Capital allowances on energy-efficient items
When you buy energy efficient, or low or zero-carbon technology for your business, you can claim capital allowances. This reduces the amount of tax you pay.
If your business gets rid of waste using landfill sites, you pay tax on top of your normal landfill fees.
Landfill operators – what you must do
You need a permit to operate a landfill. You must also register with HM Revenue & Customs (HMRC) within 30 days of setting up. If you don’t you can be fined.
What to pay
The tax is charged by weight. There are 2 rates. You pay the lower rate on ‘inactive waste’ – for example rocks or soil.
Amount you pay:
Lower rate: £2.50 per tonne
Higher rate: £64 per tonne
You don’t have to pay landfill tax on:
- Dredging activities
- Quarrying and mining
- Pet cemeteries
- Inactive waste used for filling quarries
You can get tax credits if you send waste for recycling, incineration or reuse.
This is a tax on sand, gravel and rock that is dug from the ground or dredged from the sea in UK waters.
What you need to do
If you exploit aggregate in the UK for commercial reasons, for example if you’re a quarry operator, you must register with HM Revenue & Customs (HMRC).
Every quarter, you must tell HMRC the quantity of aggregates you have produced or sold.
How much you pay
You pay tax of £2.00 per tonne of sand, gravel or rock. You pay less on smaller amounts. For example, you’d pay £1.00 on half a tonne. You still pay tax if you import the materials.

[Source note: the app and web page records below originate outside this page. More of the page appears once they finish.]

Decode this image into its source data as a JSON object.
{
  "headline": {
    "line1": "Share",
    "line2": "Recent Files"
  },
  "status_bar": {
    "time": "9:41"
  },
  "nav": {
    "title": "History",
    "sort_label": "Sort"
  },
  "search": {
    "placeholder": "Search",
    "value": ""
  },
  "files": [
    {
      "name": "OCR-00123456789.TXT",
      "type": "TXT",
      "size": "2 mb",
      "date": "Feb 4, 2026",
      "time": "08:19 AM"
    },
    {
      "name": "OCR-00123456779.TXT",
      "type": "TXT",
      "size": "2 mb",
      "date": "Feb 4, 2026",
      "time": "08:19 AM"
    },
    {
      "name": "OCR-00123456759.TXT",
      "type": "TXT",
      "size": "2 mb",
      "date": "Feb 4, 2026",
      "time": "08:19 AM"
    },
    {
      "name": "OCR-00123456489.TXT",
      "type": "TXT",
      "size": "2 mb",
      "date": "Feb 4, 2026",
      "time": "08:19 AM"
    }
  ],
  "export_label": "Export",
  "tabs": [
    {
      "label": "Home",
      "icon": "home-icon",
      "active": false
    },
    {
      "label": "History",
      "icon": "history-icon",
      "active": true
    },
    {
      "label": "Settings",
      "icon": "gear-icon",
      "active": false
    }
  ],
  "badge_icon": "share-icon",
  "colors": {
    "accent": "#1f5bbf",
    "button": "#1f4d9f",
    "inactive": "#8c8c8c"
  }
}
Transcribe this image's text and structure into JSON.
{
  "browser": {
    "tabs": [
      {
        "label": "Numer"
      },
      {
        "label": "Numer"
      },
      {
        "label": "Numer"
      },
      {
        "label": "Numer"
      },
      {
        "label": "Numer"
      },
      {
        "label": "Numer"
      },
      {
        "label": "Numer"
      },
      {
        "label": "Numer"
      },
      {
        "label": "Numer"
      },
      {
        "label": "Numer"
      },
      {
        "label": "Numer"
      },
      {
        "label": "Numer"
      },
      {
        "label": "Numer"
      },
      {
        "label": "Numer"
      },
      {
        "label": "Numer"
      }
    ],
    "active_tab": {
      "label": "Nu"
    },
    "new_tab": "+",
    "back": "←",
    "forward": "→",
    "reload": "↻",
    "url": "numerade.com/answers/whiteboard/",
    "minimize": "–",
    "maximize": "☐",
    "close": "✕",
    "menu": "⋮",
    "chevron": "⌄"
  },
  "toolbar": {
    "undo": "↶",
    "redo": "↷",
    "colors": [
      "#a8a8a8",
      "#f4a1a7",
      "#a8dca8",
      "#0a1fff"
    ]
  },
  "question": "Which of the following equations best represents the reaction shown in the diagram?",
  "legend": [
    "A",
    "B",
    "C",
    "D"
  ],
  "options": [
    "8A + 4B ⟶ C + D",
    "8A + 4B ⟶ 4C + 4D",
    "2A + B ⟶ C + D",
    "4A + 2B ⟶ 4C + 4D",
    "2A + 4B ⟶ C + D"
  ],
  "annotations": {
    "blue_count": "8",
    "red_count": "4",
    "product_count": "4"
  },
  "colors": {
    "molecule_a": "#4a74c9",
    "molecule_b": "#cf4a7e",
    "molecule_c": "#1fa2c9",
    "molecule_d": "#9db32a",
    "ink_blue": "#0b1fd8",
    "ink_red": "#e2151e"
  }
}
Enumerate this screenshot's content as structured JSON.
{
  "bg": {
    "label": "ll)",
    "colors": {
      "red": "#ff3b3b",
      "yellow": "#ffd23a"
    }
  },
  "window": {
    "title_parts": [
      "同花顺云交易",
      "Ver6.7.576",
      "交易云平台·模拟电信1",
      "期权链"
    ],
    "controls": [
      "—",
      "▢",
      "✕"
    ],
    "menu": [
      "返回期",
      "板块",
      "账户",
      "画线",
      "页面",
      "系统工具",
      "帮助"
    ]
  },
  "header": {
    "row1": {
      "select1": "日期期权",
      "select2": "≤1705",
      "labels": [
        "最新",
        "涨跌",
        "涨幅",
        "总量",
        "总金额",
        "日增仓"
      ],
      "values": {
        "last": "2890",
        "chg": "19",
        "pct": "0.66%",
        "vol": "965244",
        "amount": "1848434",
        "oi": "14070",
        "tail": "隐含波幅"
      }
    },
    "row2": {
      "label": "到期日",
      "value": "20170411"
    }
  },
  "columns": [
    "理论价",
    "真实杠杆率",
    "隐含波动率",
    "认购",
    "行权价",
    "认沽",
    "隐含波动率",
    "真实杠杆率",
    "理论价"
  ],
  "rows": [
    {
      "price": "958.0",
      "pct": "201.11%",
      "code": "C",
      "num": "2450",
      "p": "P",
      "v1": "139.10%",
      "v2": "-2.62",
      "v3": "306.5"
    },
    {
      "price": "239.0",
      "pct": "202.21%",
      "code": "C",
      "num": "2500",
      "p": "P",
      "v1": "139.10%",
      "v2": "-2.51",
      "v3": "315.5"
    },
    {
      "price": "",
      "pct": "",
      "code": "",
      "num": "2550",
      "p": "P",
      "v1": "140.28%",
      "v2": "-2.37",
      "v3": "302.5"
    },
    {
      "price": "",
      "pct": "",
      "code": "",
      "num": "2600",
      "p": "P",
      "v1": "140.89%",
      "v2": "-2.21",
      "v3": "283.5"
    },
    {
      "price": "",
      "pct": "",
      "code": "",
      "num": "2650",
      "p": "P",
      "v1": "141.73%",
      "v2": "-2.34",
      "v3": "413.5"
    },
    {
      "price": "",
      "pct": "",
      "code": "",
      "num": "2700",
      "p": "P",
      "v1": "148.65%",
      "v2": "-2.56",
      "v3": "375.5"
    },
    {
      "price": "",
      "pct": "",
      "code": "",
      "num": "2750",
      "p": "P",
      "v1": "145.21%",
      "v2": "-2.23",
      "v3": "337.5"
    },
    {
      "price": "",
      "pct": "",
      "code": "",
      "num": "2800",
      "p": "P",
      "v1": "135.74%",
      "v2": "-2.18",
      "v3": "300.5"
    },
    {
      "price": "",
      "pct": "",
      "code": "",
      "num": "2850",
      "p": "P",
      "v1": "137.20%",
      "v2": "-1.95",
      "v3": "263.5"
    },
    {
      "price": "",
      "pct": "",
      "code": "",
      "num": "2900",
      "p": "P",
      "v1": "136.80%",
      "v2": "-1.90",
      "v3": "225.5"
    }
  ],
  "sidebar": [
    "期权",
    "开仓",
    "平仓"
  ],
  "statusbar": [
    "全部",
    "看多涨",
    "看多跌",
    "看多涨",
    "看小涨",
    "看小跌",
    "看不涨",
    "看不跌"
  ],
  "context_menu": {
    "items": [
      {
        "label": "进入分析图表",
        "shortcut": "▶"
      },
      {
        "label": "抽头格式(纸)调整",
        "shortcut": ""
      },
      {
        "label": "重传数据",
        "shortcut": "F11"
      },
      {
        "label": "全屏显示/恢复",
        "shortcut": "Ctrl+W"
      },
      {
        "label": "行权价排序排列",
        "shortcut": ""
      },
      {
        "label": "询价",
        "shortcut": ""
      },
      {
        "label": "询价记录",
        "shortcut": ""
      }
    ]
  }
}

You can get tax relief if you export aggregates or use them in a some industrial or agricultural processes. The key issue is whether or not the process is using the material as aggregate or not. If not, the aggregate is eligible for relief. Call the Excise helpline if you need more advice.
0845 010 9000
Certain materials are excluded from the tax, including:
- Industrial minerals
- Soil (in some circumstances)
- Vegetable or other organic materials
- Cut building stone
Read further guidance on the aggregates levy.At Bizorb we aim to provide the most accurate and up to date information to you. This article contains public sector information licensed under the Open Government Licence v1.0. If you spot any errors in this article please let us know.